Illustration by Tyler Carpenter

Halloween is one of the only days a person can transform themselves into anything their imagination desires. But dressing up by appropriating a culture that’s not your own has its own set of consequences.

Last September, Disney pulled their “Moana”-themed children’s costumes after it created a cultural appropriation uproar. Over the past few years, the popularity of traditional Calaveras used during Día de los Muertos (aka sugar skulls) has increased. Calaveras are often used in connection with Catholic holidays to decorate the gravestones of the deceased. But in the U.S., they are all over Halloween stores to be used to decorate a costume or someone’s front porch. The Día de los Muertos tradition dates back to the Aztec era and has survived more than 500 years of colonization, where it’s now an event that celebrates the lives of the deceased, instead of an event that mourns them every Nov. 1-2. However, commercialism has stolen the aesthetics from the sacred holiday.

Costumes of Pocahontas, or others that include American Indian headdresses, Japanese kimonos and ponchos are still rampant in Halloween stores today and not acceptable, as they represent a culture that should not be commercialized. According to Cambridge Dictionary, the definition of cultural appropriation is “the act of taking or using things from a culture that is not your own, especially without showing that you understand or respect this culture.”

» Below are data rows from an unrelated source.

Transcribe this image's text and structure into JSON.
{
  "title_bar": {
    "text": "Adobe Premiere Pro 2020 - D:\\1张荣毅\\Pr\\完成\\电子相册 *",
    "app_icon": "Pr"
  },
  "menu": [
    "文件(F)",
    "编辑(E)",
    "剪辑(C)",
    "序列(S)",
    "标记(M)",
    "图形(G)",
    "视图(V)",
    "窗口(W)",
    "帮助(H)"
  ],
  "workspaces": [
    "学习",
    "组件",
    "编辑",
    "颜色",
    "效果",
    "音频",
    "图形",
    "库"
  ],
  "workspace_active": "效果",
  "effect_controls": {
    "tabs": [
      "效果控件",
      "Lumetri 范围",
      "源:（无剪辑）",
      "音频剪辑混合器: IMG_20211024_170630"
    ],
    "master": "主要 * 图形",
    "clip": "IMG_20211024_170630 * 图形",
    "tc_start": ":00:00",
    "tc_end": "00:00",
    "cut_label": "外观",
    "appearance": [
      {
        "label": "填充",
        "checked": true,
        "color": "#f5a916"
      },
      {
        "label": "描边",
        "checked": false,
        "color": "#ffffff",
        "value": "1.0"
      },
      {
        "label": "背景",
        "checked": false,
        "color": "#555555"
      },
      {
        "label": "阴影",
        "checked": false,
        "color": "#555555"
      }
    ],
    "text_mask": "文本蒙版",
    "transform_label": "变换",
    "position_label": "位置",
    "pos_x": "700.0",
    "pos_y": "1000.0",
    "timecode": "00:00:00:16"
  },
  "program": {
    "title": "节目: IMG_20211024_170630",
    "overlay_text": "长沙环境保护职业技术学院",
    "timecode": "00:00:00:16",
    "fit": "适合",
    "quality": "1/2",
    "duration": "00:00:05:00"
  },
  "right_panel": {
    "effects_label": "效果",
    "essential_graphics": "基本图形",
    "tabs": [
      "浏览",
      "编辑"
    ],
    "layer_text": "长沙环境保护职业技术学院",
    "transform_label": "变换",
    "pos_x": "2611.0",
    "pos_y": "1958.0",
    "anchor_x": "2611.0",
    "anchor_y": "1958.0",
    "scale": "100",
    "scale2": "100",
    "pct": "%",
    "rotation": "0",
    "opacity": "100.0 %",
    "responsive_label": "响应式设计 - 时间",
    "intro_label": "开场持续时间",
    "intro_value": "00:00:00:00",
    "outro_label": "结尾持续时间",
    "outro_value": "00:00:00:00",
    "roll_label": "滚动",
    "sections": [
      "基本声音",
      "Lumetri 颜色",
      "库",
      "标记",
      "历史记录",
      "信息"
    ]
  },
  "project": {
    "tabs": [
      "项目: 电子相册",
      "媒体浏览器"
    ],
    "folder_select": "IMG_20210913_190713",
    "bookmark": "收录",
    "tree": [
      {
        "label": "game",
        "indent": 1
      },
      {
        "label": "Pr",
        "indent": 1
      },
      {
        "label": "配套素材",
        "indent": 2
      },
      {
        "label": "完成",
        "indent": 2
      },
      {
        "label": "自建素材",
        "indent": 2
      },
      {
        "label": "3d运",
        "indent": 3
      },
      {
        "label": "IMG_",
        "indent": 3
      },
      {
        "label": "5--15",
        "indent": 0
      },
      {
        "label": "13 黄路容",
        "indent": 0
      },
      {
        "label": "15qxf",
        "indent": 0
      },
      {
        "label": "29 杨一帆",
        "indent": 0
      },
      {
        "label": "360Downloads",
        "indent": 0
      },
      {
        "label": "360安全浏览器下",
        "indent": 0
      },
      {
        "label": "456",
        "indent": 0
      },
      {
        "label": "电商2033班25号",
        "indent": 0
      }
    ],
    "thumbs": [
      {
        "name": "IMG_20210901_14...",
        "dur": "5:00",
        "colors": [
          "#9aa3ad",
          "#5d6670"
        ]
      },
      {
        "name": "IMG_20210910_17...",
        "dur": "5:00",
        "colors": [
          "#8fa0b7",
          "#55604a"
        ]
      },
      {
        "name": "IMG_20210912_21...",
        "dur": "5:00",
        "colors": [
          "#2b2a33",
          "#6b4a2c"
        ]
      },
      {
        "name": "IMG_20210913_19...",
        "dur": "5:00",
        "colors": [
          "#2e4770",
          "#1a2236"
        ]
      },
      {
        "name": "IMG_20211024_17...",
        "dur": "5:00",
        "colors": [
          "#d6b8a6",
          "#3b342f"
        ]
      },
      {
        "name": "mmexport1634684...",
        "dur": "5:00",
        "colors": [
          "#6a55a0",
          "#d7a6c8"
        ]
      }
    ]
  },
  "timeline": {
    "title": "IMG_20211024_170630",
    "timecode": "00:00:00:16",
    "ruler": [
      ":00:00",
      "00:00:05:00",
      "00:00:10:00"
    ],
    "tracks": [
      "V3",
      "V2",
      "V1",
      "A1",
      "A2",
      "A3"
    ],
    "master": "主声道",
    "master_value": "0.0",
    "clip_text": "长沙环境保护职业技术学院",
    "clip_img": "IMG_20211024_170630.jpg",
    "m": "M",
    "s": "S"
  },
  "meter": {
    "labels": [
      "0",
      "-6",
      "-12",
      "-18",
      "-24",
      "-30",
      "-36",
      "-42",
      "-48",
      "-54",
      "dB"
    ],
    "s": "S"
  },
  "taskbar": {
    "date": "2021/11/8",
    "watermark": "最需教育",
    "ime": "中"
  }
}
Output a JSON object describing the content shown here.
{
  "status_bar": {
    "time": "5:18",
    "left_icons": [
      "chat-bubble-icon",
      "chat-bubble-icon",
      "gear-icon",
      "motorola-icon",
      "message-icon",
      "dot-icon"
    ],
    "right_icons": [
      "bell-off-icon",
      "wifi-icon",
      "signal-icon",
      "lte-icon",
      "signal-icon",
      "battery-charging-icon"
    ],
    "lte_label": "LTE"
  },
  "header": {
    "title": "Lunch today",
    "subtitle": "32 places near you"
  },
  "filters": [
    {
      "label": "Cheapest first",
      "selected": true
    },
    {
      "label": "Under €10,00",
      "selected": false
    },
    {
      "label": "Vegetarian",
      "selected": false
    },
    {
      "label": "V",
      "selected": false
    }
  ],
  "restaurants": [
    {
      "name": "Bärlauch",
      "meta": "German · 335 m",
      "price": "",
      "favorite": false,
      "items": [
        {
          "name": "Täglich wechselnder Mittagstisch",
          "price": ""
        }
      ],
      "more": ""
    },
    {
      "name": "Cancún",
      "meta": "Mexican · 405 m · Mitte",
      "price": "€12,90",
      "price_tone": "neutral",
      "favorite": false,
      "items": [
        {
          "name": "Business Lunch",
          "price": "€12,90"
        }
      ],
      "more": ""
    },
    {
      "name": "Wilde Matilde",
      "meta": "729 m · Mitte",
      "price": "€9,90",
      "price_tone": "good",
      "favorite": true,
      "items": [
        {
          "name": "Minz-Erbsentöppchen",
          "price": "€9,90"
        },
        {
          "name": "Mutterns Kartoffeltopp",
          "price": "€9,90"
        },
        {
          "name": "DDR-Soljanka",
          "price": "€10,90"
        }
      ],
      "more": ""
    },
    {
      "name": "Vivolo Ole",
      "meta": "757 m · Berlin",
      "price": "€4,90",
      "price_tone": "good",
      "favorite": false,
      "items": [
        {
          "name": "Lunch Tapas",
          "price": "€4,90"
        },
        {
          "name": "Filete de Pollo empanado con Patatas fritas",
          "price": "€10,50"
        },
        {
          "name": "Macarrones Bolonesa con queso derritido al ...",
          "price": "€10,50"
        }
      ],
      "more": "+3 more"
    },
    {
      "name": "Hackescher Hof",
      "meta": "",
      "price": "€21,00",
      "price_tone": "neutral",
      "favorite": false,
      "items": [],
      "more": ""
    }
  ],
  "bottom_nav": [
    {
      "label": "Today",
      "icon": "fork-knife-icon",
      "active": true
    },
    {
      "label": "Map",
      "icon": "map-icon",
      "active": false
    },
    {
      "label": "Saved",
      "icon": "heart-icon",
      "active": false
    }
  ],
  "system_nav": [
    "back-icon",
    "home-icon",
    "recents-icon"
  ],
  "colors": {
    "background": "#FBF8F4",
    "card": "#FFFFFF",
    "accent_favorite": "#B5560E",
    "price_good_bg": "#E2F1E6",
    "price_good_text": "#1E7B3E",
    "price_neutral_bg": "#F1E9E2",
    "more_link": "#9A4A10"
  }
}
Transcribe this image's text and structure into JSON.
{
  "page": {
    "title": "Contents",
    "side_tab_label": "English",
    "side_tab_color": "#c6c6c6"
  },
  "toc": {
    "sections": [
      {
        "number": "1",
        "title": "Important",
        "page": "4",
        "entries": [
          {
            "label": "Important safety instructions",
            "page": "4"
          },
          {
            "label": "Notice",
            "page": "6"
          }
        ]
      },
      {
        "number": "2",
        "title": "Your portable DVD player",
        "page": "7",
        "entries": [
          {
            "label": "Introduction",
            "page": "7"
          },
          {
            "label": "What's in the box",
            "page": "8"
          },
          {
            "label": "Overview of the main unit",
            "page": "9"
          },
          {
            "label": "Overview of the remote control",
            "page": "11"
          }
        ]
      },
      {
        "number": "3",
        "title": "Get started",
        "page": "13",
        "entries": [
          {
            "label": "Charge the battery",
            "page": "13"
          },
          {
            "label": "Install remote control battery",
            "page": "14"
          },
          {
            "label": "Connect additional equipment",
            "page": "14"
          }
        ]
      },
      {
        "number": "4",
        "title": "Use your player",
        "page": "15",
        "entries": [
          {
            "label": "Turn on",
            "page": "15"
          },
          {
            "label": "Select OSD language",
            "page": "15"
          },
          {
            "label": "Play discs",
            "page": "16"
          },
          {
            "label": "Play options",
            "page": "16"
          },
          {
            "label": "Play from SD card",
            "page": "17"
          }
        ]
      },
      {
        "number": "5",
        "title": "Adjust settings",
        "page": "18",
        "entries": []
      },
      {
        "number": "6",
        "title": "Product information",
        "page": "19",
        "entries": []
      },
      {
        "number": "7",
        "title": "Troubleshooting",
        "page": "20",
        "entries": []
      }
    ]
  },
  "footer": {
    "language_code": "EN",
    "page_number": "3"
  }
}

If you want to dress up as someone else’s culture, just know that you may be exploiting a culture that’s not your own.  If you want to learn about someone else’s culture, get out of your social circle and emerge yourself in someone else’s world. Go to museums, educate yourself and look up the history of marginalized groups, study civil rights activists, and put down that sombrero. Happy Halloween.

Kimberly Bojorquez
Kimberly Bojórquez is a Los Angeles native currently pursuing her Bachelor of Arts in Communication with an emphasis in journalism, and a minor in Latin American Studies. From 2017-18 she served as the editor-in-chief of the UVU Review and worked at ABC4's morning show "Good Things Utah", Salt Lake City Weekly and the Daily Herald. She has written stories that relate to national issues, local crime and social justice. In her spare time, she loves to take photos, hike Utah's national parks and attend live rock concerts.